Intellectual Manhood

Author : Timothy J. Williams
ISBN : 9781469618401
Genre : Social Science
File Size : 86. 98 MB
Format : PDF, Kindle
Download : 443
Read : 1130

Download Now


In this in-depth and detailed history, Timothy J. Williams reveals that antebellum southern higher education did more than train future secessionists and proslavery ideologues. It also fostered a growing world of intellectualism flexible enough to marry the era's middle-class value system to the honor-bound worldview of the southern gentry. By focusing on the students' perspective and drawing from a rich trove of their letters, diaries, essays, speeches, and memoirs, Williams narrates the under examined story of education and manhood at the University of North Carolina, the nation's first public university. Every aspect of student life is considered, from the formal classroom and the vibrant curriculum of private literary societies to students' personal relationships with each other, their families, young women, and college slaves. In each of these areas, Williams sheds new light on the cultural and intellectual history of young southern men, and in the process dispels commonly held misunderstandings of southern history.

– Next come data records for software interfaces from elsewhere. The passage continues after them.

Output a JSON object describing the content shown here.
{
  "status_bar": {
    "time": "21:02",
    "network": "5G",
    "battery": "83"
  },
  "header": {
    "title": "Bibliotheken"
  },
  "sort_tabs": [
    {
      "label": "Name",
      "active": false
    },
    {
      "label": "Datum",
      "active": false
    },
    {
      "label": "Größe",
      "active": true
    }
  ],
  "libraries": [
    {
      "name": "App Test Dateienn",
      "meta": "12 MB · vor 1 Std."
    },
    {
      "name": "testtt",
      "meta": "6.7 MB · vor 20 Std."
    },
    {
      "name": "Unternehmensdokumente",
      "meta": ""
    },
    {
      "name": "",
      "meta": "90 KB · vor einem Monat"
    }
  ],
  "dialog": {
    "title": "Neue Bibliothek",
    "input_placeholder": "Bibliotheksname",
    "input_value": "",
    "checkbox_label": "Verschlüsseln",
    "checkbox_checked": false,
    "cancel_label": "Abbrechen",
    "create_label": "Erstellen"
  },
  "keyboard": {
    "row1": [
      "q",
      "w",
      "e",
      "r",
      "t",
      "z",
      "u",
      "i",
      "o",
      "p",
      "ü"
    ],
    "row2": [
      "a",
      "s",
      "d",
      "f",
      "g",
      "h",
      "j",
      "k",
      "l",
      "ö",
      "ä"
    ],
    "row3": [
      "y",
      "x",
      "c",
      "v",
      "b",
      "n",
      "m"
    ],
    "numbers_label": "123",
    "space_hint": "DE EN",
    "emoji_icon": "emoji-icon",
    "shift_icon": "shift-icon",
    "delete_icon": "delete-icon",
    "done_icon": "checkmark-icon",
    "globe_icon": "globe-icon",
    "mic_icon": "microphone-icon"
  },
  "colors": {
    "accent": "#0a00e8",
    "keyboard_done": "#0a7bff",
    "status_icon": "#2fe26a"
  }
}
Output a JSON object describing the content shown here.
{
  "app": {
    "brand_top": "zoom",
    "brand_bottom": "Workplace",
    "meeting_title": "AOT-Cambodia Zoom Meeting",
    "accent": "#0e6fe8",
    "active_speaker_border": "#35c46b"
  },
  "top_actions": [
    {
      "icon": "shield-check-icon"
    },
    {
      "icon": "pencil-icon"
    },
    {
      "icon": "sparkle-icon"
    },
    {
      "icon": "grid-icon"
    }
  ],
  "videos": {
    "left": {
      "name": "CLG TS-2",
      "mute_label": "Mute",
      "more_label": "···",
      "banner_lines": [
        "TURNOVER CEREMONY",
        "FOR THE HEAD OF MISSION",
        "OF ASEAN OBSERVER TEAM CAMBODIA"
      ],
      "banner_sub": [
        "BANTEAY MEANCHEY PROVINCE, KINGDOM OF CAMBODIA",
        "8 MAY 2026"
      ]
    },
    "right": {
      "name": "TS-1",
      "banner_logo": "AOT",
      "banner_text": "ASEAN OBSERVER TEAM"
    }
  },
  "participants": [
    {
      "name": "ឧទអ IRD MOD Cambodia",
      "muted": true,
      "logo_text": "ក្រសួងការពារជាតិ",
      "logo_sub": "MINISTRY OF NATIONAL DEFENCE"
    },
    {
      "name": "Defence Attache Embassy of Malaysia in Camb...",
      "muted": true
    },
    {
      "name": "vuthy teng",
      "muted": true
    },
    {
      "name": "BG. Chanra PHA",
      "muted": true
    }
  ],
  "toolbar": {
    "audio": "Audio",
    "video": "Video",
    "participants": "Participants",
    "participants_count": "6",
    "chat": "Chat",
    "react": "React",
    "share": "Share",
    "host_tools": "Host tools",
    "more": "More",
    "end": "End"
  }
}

Williams's fresh perspective reveals that students of this era produced a distinctly southern form of intellectual masculinity and maturity that laid the foundation for the formulation of the post–Civil War South.

Top Download:

Best Books